How to choose a quality fence post?
Discover here the Dos and Don’ts of choosing the right fence post.
The post is the keystone of an enclosure fence. That’s why it must be chosen carefully. Four factors can determine its quality: selection, drying, species and wood impregnation. Discover here the Dos and Don’ts of choosing the right fence post.
Carefully selected wood
While designing your future enclosure fence, you define its height, the distance between the posts and the number of rails. Those factors determine the height and the diameter of the post. They have a direct impact on the trunks selection: those too short or with a diameter that does not match the plan will be put aside.
First of all, trunks with too much taper, i.e. those with too much difference between the higher and the lower diameter, are not suitable for fence posts, since they cannot be peeled properly (only the thicker part of the post would be peeled).
Companies specialized in wood treatment, like Peter Müller, work with sorting machines that automatically measure the trunks and sort them according to pre-defined dimensions.
A dry trunk with a moisture content of 20%
When the wood for the posts arrives to the factory, its moisture content reaches 60%, thus its cells are full of water.

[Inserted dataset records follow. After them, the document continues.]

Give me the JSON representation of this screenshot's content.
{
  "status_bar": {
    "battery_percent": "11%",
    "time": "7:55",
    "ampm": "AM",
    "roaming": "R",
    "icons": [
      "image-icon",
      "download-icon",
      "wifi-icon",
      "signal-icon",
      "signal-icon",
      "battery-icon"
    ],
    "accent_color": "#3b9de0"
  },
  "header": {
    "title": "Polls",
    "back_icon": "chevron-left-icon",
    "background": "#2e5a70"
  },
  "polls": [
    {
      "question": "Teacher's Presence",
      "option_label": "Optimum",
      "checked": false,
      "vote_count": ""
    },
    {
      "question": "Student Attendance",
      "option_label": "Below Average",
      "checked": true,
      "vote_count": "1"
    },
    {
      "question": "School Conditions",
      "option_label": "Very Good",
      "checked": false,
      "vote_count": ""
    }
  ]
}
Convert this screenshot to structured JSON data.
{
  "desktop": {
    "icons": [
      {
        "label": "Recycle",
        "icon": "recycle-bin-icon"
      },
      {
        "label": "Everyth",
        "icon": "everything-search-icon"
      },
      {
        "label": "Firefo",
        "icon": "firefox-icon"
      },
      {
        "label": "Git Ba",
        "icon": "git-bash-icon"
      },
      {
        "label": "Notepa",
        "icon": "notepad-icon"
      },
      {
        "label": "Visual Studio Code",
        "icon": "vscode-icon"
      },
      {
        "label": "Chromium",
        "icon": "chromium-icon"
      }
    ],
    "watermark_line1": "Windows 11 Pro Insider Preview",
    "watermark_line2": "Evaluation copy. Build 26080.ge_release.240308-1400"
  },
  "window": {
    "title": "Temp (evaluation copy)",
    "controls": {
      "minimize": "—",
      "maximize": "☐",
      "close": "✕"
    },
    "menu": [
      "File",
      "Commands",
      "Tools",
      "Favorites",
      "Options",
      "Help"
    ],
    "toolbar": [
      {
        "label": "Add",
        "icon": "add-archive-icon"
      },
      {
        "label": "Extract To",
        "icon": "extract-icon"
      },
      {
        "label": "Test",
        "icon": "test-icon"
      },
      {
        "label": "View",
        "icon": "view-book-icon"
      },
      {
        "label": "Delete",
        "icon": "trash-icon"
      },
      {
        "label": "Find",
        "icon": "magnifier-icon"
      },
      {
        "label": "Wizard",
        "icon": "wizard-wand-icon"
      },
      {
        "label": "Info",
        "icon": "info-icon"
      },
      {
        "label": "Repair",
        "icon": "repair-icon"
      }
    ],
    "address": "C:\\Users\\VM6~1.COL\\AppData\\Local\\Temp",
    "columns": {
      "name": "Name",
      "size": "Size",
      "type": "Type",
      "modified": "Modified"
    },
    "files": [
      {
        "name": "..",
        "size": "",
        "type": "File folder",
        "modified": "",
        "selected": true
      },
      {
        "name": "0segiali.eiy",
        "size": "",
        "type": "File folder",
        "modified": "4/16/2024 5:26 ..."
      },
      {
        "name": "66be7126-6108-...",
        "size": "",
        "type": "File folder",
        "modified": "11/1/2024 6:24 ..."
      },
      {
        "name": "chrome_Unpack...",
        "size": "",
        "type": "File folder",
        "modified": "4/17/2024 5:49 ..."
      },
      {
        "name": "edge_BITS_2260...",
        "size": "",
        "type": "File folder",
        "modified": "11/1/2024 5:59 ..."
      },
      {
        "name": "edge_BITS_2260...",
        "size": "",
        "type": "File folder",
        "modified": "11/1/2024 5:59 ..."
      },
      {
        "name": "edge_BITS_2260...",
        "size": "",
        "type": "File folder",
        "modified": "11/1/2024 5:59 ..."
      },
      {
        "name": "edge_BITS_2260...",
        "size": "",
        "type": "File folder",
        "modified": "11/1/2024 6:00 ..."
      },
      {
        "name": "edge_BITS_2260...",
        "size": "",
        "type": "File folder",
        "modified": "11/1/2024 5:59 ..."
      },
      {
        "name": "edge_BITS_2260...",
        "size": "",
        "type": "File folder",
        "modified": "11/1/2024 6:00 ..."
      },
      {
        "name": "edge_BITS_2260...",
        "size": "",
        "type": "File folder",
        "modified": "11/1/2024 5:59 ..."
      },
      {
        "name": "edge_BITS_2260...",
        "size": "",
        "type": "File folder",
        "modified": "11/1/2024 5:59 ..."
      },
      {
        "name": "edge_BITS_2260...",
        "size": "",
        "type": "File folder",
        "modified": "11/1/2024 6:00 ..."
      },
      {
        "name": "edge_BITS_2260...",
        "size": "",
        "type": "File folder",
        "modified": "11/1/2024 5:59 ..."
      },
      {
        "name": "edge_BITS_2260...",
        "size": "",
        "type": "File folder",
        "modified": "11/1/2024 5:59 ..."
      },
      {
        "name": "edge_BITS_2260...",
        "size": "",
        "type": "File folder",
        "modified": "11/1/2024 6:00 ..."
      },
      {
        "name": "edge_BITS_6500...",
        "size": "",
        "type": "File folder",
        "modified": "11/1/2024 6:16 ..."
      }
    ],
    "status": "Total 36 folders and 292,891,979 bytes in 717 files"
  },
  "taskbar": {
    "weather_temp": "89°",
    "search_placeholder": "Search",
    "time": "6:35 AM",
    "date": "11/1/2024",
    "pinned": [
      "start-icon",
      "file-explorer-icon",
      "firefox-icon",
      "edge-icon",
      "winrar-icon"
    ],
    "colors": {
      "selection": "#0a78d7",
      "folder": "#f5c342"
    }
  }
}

It is therefore impossible to apply the impregnation product. A careful drying of the posts will lower the moisture content to less than 20% and the empty cells will allow a more efficient impregnation. In addition, the drying creates microcracks that help the product soaking.

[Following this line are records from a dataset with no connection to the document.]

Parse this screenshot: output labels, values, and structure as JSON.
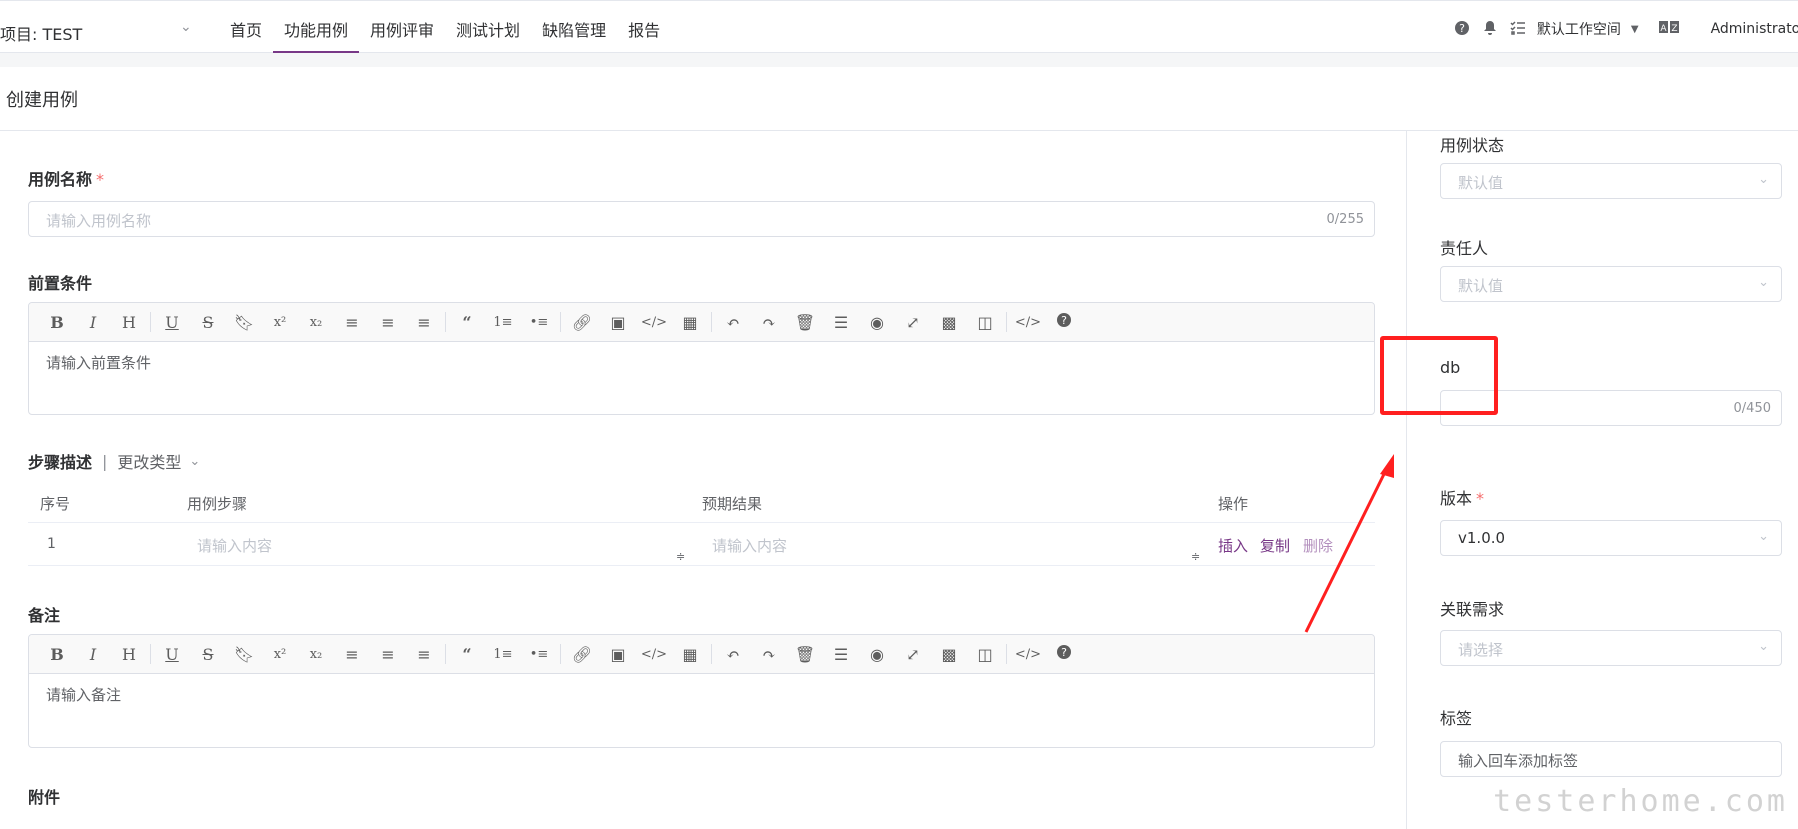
{
  "header": {
    "project": "项目: TEST",
    "nav": [
      "首页",
      "功能用例",
      "用例评审",
      "测试计划",
      "缺陷管理",
      "报告"
    ],
    "active_nav": "功能用例",
    "workspace": "默认工作空间",
    "user": "Administrator"
  },
  "page": {
    "title": "创建用例"
  },
  "form": {
    "name_label": "用例名称",
    "required_mark": "*",
    "name_placeholder": "请输入用例名称",
    "name_count": "0/255",
    "precondition_label": "前置条件",
    "precondition_placeholder": "请输入前置条件",
    "steps_label": "步骤描述",
    "steps_separator": "|",
    "change_type": "更改类型",
    "columns": [
      "序号",
      "用例步骤",
      "预期结果",
      "操作"
    ],
    "step_rows": [
      {
        "index": "1",
        "step_placeholder": "请输入内容",
        "result_placeholder": "请输入内容"
      }
    ],
    "actions": {
      "insert": "插入",
      "copy": "复制",
      "delete": "删除"
    },
    "remark_label": "备注",
    "remark_placeholder": "请输入备注",
    "attachment_label": "附件"
  },
  "side": {
    "status_label": "用例状态",
    "status_value": "默认值",
    "owner_label": "责任人",
    "owner_value": "默认值",
    "db_label": "db",
    "db_count": "0/450",
    "version_label": "版本",
    "version_value": "v1.0.0",
    "requirement_label": "关联需求",
    "requirement_placeholder": "请选择",
    "tags_label": "标签",
    "tags_placeholder": "输入回车添加标签"
  },
  "watermark": "testerhome.com",
  "colors": {
    "accent": "#783887",
    "required": "#f56c6c",
    "annotation": "#ff1f1f"
  }
}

The posts must dry in open air during at least three months to obtain a satisfying result. At Peter Müller, we work with industrial drying machines to reduce the drying period to one week, and also obtain a more even drying.
Choose the species according to the posts shape
Before choosing the species, it is necessary to choose the type of post you want for the future fence: peeled, square or machine rounded. That information is essential, since all species are not suitable for all types of posts.
Every trunk has two layers. The first is the sapwood, the living part of the tree. It is a softer wood through which the tree receives the sap. The inner layer is the heartwood, also called duramen, which is harder. Depending on the species, the sapwood share can vary. It is quite thick in pines while there is only a thin layer in spruces.
What does the sapwood have to do with the type of post and its quality? The sapwood is the layer that can be impregnated, unlike the heartwood, which is too hard. A thin sapwood layer suffices for a peeled post. As a result, spruce would be chosen in that case. On the other hand, for machine rounded posts, a thicker layer of sapwood is needed; since part of the wood is removed (40% on average) in order to shape a cylindrical, even post. That also explains why trunks with too much taper are eliminated since the beginning. Here we’d go for local pine trunks. The same applies to square posts.
Since their lifespan in the natural state can reach 25 years, tropical woods, while more expensive than local ones, are an excellent solution for owners who do not want to impregnate the wood.
Tar oil or salt impregnation?
We distinguish two kinds of impregnation. The choice is determined by the future use of the posts. Tar oil impregnation ensures a 15 to 20 years lifespan. It is particularly appropriate for horse paddocks since horses are less likely to bite the fence. However, creosote can cause irritation. That is why all contacts with the skin should be avoided. Tar oil impregnated posts are not recommended near to tracks. In that case, chromium salt (olive green) or salt colour (brown) impregnation is the best option. These posts have a 7 to 10 years lifespan.
At Peter Müller, we offer another solution that significantly extends the lifespan of the salt-impregnated posts. The lower part of the posts is soaked in a tar oil bath. It is the perfect compromise, since there is no contact between the creosote and the skin, and the more fragile part of the post, its bottom, is protected.
New: DeepProtect, the sustainable alternative to tar oil
Since 2023, the production and sale of wood products impregnated with tar oil/creosote has been banned throughout the EU. With the innovative DeepProtect impregnation process, Peter Müller developed an environmentally friendly alternative to produce resistant and durable wooden posts for horse fences. More about DeepProtect.
The characteristics of your future enclosure fence have a direct impact on the choice of the ideal post. Therefore, it is important to carefully design the fence from the beginning, in order to be able to determine the shape, impregnation, length, diameter and wood species that better suit your project. At Peter Müller, we advise our customers at home, so that we personally get a sense of the future fence and its position. In addition, a professional processing of the DURAPost posts, particularly concerning the selection, the drying and the wood impregnation, is essential to maximize their lifespan.
More questions? Contact us without obligation.